7. Default App Usage

10 Android Device Mistakes You're Making

Many people often default to using Android’s built-in apps, most of which come from either Google or the device manufacturer’s Android skin. However, in my view, these default apps often fall short of providing the optimal user experience. Therefore, I recommend customizing your Android smartphone to better suit your preferences.

For example, consider SMS Organizer (Free), which offers a superior text messaging experience compared to Google Messages. Additionally, numerous Android Launchers provide extensive customization options. Furthermore, you can discover a plethora of useful Android apps in our video below.

8. Still Using the Button Navigation Bar

Two years have passed since Google introduced the gesture system on Android, yet many users still prefer the old-school button navigation. While it works well for some, the new gesture system offers a more enjoyable experience, allowing tasks to be completed with a simple swipe.

Google has further enhanced the gesture system in Android 10 and the latest Android 11, providing even more incentive to explore this new navigation method. Give it a try and experience the difference.

9. Shady File-sharing Apps

File-sharing apps are popular among Android users for transferring files and media between devices. Among them, apps like ShareIt and Xender dominate, leaving users unaware of better alternatives.

These apps display numerous ads and provide a clumsy user experience. I suggest using the new Nearby Share feature (compatible with Android 6 and above) or simply installing the Files by Google app (Free). These serve as superior alternatives, ensuring a seamless file sharing experience.

10. Sideloading Apps from Unknown Sources

The ability to sideload apps on Android devices characterizes it as an open OS, encouraging experimentation. While this capability may be detrimental to some, it can be advantageous to others. If you possess the requisite knowledge and understanding of Android’s functioning, feel free to sideload apps from unknown sources.

If unaware of Android ecosystem complexities, avoid sideloading apps; it can be more fatal on older Android versions.

Only install apps from trusted sources (like Play Store); avoid apps guaranteeing unlimited lives or money, as they may contain malicious code.

If Play Store isn’t available, consider secure alternatives with stringent APK verification for safe sideloading.

Frequently Asked Questions

Q. How Do I Completely Customize My Android?

To begin, change default apps, then install a launcher of your choice. Find the link above for further details.

Q. What’s Wrong with Android Phones?

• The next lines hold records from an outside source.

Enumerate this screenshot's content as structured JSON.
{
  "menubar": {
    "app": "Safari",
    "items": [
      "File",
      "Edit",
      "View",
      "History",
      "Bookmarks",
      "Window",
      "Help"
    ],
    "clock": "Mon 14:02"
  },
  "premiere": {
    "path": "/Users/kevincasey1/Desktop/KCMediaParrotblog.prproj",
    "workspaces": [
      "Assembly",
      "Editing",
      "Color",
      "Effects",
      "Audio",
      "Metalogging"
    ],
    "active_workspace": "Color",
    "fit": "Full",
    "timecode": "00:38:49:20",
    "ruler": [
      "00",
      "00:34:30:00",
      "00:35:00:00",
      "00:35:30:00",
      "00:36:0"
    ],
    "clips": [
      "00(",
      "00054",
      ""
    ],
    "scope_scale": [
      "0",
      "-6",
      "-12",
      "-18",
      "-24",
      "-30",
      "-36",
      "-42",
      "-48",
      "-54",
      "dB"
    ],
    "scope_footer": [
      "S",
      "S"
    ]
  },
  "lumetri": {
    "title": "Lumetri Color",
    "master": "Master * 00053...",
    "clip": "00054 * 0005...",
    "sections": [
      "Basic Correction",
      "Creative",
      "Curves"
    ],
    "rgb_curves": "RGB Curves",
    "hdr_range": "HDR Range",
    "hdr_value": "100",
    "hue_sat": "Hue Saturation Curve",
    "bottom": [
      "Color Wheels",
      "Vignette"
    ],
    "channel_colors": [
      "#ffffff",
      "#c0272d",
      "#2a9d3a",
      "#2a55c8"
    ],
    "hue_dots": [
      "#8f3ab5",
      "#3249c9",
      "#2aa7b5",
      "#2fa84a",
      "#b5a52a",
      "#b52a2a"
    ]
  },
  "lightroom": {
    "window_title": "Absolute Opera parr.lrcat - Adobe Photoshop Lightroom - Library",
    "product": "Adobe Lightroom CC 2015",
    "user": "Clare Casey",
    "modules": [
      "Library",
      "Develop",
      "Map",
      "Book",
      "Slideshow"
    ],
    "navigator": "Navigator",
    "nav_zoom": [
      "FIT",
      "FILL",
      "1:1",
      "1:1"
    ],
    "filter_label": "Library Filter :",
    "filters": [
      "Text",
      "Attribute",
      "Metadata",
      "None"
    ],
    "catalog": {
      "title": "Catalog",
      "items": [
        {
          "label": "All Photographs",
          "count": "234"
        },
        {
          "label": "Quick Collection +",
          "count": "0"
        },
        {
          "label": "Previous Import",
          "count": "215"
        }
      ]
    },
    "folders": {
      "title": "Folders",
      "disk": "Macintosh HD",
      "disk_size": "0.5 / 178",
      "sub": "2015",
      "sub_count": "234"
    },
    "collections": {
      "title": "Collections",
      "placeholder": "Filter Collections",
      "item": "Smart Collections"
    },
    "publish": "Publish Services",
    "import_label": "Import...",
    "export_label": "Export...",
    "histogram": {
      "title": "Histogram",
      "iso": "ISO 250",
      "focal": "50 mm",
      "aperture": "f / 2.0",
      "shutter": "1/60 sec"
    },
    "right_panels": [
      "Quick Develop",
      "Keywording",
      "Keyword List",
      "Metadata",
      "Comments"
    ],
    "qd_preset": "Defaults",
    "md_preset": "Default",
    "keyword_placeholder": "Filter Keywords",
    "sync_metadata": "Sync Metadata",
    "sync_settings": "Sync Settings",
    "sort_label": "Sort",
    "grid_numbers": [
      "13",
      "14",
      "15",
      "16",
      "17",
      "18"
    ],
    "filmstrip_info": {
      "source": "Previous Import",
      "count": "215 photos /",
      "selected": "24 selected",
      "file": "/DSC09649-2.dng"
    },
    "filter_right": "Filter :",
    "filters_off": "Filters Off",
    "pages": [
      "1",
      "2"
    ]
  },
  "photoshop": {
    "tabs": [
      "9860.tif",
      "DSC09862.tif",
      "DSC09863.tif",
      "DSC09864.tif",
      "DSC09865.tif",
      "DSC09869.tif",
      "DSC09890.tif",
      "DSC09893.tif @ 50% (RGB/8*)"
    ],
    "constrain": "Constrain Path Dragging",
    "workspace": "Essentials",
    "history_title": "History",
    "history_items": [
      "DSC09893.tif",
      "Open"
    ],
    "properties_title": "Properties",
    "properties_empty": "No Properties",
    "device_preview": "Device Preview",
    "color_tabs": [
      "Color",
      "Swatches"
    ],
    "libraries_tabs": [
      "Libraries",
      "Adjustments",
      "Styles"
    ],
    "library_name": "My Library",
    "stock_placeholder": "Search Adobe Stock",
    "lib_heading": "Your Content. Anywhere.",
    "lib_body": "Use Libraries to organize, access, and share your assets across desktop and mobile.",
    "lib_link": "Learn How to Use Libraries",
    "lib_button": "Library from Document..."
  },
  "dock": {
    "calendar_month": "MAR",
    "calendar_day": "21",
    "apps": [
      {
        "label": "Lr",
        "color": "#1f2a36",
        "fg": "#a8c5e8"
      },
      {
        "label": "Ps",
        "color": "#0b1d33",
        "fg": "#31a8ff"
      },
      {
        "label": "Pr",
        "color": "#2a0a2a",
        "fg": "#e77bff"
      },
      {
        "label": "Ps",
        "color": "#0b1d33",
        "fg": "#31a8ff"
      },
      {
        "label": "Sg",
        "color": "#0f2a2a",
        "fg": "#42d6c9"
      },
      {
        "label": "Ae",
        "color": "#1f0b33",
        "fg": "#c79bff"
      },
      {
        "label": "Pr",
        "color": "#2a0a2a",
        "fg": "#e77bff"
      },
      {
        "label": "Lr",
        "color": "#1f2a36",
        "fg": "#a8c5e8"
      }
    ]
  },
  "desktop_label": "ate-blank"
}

Comparing Android to iPhones reveals a significant privacy gap. Android lacks robust privacy controls, unlike iPhones. Despite Project Treble, Android remains fragmented, resulting in delayed updates compared to iOS. Non-Pixel Android devices lack day-one updates.

Q. How Can I Improve my Android Phone’s Performance?

In the modern era, most Android phones come preloaded with excessive bloatware, a primary cause of performance issues such as stuttering and slow operation. If you’re utilizing MIUI, I highly recommend removing bloatware from Xiaomi devices. For other Android devices, refer to our general guide to enhance performance.

Q. How to Boost Performance on Older Android Phones?

For users of older Android devices, uninstalling unused apps is crucial to free up storage space. Additionally, restrict background processes by navigating to Settings -> About -> Developer Options -> Background process limit -> Select “At most 1.”

This configuration ensures that your Android device runs only one process at a time. However, note that this approach is tailored specifically for older Android devices. Furthermore, consider adding an SD card and transferring apps to external storage to further optimize performance.

Avoid These Pitfalls on Your Android Device

These common missteps on your Android device can significantly impact its performance. Android has evolved into a sophisticated operating system, rendering these habits obsolete. It’s time to bid them farewell. Your feedback is valuable; feel free to share any additional insights in the comments below to refine our list of Android blunders.